======== INPUT MATERIAL ========

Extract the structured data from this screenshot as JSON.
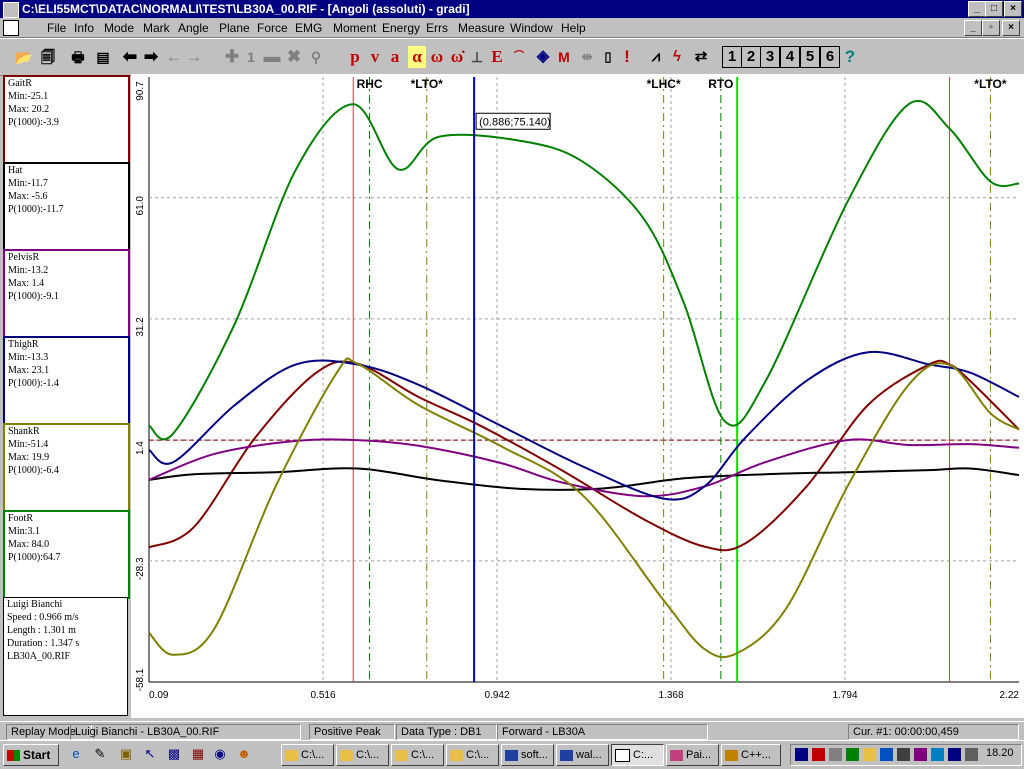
{
  "window": {
    "title": "C:\\ELI55MCT\\DATAC\\NORMALI\\TEST\\LB30A_00.RIF - [Angoli (assoluti) - gradi]"
  },
  "menu": [
    "File",
    "Info",
    "Mode",
    "Mark",
    "Angle",
    "Plane",
    "Force",
    "EMG",
    "Moment",
    "Energy",
    "Errs",
    "Measure",
    "Window",
    "Help"
  ],
  "toolbar": {
    "calc_buttons": [
      "p",
      "v",
      "a",
      "α",
      "ω",
      "ω̇"
    ],
    "number_buttons": [
      "1",
      "2",
      "3",
      "4",
      "5",
      "6"
    ],
    "help_label": "?",
    "one_label": "1",
    "m_label": "M"
  },
  "panels": [
    {
      "name": "GaitR",
      "min": "Min:-25.1",
      "max": "Max: 20.2",
      "p": "P(1000):-3.9",
      "color": "#800000"
    },
    {
      "name": "Hat",
      "min": "Min:-11.7",
      "max": "Max: -5.6",
      "p": "P(1000):-11.7",
      "color": "#000000"
    },
    {
      "name": "PelvisR",
      "min": "Min:-13.2",
      "max": "Max: 1.4",
      "p": "P(1000):-9.1",
      "color": "#800080"
    },
    {
      "name": "ThighR",
      "min": "Min:-13.3",
      "max": "Max: 23.1",
      "p": "P(1000):-1.4",
      "color": "#000080"
    },
    {
      "name": "ShankR",
      "min": "Min:-51.4",
      "max": "Max: 19.9",
      "p": "P(1000):-6.4",
      "color": "#808000"
    },
    {
      "name": "FootR",
      "min": "Min:3.1",
      "max": "Max: 84.0",
      "p": "P(1000):64.7",
      "color": "#008000"
    }
  ],
  "subject": {
    "name": "Luigi Bianchi",
    "speed": "Speed : 0.966 m/s",
    "length": "Length : 1.301 m",
    "duration": "Duration : 1.347 s",
    "file": "LB30A_00.RIF"
  },
  "chart_data": {
    "type": "line",
    "xlim": [
      0.09,
      2.22
    ],
    "ylim": [
      -58.1,
      90.7
    ],
    "x_ticks": [
      "0.09",
      "0.516",
      "0.942",
      "1.368",
      "1.794",
      "2.22"
    ],
    "y_ticks": [
      "90.7",
      "61.0",
      "31.2",
      "1.4",
      "-28.3",
      "-58.1"
    ],
    "event_labels": [
      {
        "label": "RHC",
        "x": 0.63
      },
      {
        "label": "*LTO*",
        "x": 0.77
      },
      {
        "label": "*LHC*",
        "x": 1.35
      },
      {
        "label": "RTO",
        "x": 1.49
      },
      {
        "label": "*LTO*",
        "x": 2.15
      }
    ],
    "events_solid": [
      0.59,
      2.05
    ],
    "cursor": {
      "x": 0.886,
      "y": 75.14,
      "label": "(0.886;75.140)"
    },
    "green_marker": 1.53,
    "reference_y": 1.4,
    "series": [
      {
        "name": "GaitR",
        "color": "#800000",
        "x": [
          0.09,
          0.2,
          0.35,
          0.5,
          0.6,
          0.75,
          0.9,
          1.1,
          1.3,
          1.45,
          1.55,
          1.7,
          1.85,
          2.0,
          2.05,
          2.1,
          2.22
        ],
        "y": [
          -25,
          -20,
          2,
          18,
          20.2,
          12,
          5,
          -6,
          -18,
          -24.8,
          -24,
          -10,
          10,
          20,
          20,
          16,
          4
        ]
      },
      {
        "name": "Hat",
        "color": "#000000",
        "x": [
          0.09,
          0.2,
          0.4,
          0.6,
          0.8,
          1.0,
          1.2,
          1.4,
          1.6,
          1.8,
          2.0,
          2.1,
          2.22
        ],
        "y": [
          -8.4,
          -7,
          -6.5,
          -5.6,
          -8.5,
          -10.6,
          -10.5,
          -8,
          -7,
          -6.5,
          -6,
          -5.6,
          -7.2
        ]
      },
      {
        "name": "PelvisR",
        "color": "#800080",
        "x": [
          0.09,
          0.25,
          0.45,
          0.6,
          0.75,
          0.95,
          1.1,
          1.3,
          1.45,
          1.6,
          1.8,
          1.95,
          2.1,
          2.22
        ],
        "y": [
          -8.4,
          -2,
          1.2,
          1.4,
          0,
          -4.2,
          -9,
          -12.4,
          -10,
          -4,
          1.4,
          0.2,
          0.4,
          -0.5
        ]
      },
      {
        "name": "ThighR",
        "color": "#000080",
        "x": [
          0.09,
          0.15,
          0.3,
          0.45,
          0.6,
          0.75,
          0.95,
          1.15,
          1.35,
          1.45,
          1.55,
          1.7,
          1.85,
          2.0,
          2.1,
          2.22
        ],
        "y": [
          -1,
          -4,
          10,
          20,
          20,
          15,
          5,
          -5,
          -13,
          -10,
          2,
          16,
          23,
          20,
          18,
          12
        ]
      },
      {
        "name": "ShankR",
        "color": "#808000",
        "x": [
          0.09,
          0.15,
          0.25,
          0.4,
          0.55,
          0.6,
          0.75,
          0.95,
          1.15,
          1.35,
          1.45,
          1.53,
          1.65,
          1.8,
          1.95,
          2.05,
          2.15,
          2.22
        ],
        "y": [
          -46,
          -51.4,
          -45,
          -10,
          18,
          20.2,
          10,
          0,
          -12,
          -38,
          -50,
          -51,
          -40,
          -10,
          15,
          19.9,
          8,
          4
        ]
      },
      {
        "name": "FootR",
        "color": "#008000",
        "x": [
          0.09,
          0.15,
          0.3,
          0.45,
          0.59,
          0.7,
          0.8,
          1.0,
          1.15,
          1.3,
          1.4,
          1.5,
          1.6,
          1.8,
          1.95,
          2.05,
          2.15,
          2.22
        ],
        "y": [
          5,
          3.1,
          30,
          68,
          84,
          68,
          76,
          75,
          70,
          56,
          35,
          6,
          16,
          60,
          84,
          78,
          65,
          64.5
        ]
      }
    ]
  },
  "status": {
    "mode": "Replay Mode",
    "subject_file": "Luigi Bianchi - LB30A_00.RIF",
    "peak": "Positive Peak",
    "data_type": "Data Type : DB1",
    "direction": "Forward - LB30A",
    "cursor": "Cur. #1: 00:00:00,459"
  },
  "taskbar": {
    "start": "Start",
    "tasks": [
      "C:\\...",
      "C:\\...",
      "C:\\...",
      "C:\\...",
      "soft...",
      "wal...",
      "C:...",
      "Pai...",
      "C++..."
    ],
    "clock": "18.20"
  }
}
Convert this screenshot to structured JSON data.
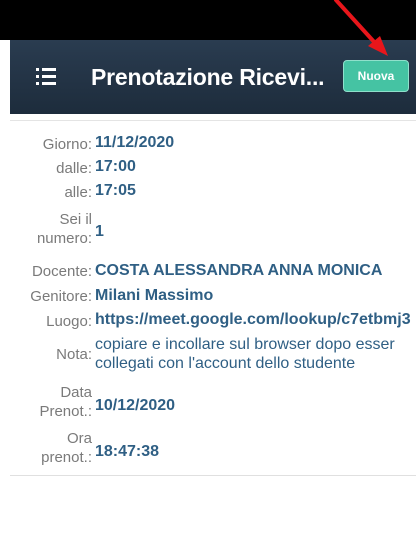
{
  "header": {
    "title": "Prenotazione Ricevi...",
    "new_button_label": "Nuova"
  },
  "details": {
    "giorno": {
      "label": "Giorno:",
      "value": "11/12/2020"
    },
    "dalle": {
      "label": "dalle:",
      "value": "17:00"
    },
    "alle": {
      "label": "alle:",
      "value": "17:05"
    },
    "numero": {
      "label_line1": "Sei il",
      "label_line2": "numero:",
      "value": "1"
    },
    "docente": {
      "label": "Docente:",
      "value": "COSTA ALESSANDRA ANNA MONICA"
    },
    "genitore": {
      "label": "Genitore:",
      "value": "Milani Massimo"
    },
    "luogo": {
      "label": "Luogo:",
      "value": "https://meet.google.com/lookup/c7etbmj3"
    },
    "nota": {
      "label": "Nota:",
      "value_line1": "copiare e incollare sul browser dopo esser",
      "value_line2": "collegati con l'account dello studente"
    },
    "data_prenot": {
      "label_line1": "Data",
      "label_line2": "Prenot.:",
      "value": "10/12/2020"
    },
    "ora_prenot": {
      "label_line1": "Ora",
      "label_line2": "prenot.:",
      "value": "18:47:38"
    }
  },
  "colors": {
    "header_bg": "#1d2c3c",
    "accent_button": "#45c3a3",
    "value_text": "#2f5f84",
    "label_text": "#7a7a7a",
    "annotation_arrow": "#e8161b"
  }
}
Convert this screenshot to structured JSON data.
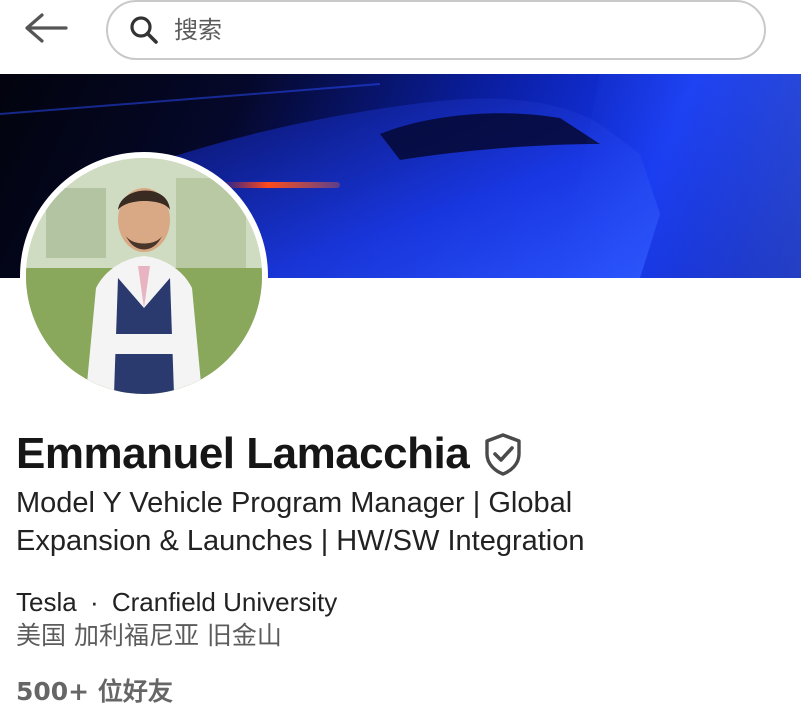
{
  "header": {
    "back_icon": "arrow-left-icon",
    "search": {
      "placeholder": "搜索",
      "icon": "search-icon"
    }
  },
  "profile": {
    "name": "Emmanuel Lamacchia",
    "verified_icon": "verified-shield-icon",
    "headline": "Model Y Vehicle Program Manager | Global Expansion & Launches | HW/SW Integration",
    "company": "Tesla",
    "separator": "·",
    "school": "Cranfield University",
    "location": "美国 加利福尼亚 旧金山",
    "connections": "500+ 位好友"
  },
  "colors": {
    "banner_accent": "#1536f0",
    "text_primary": "#161616",
    "text_secondary": "#5c5c5c"
  }
}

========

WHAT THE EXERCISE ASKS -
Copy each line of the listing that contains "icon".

TASK RESULT -
    "back_icon": "arrow-left-icon",
      "icon": "search-icon"
    "verified_icon": "verified-shield-icon",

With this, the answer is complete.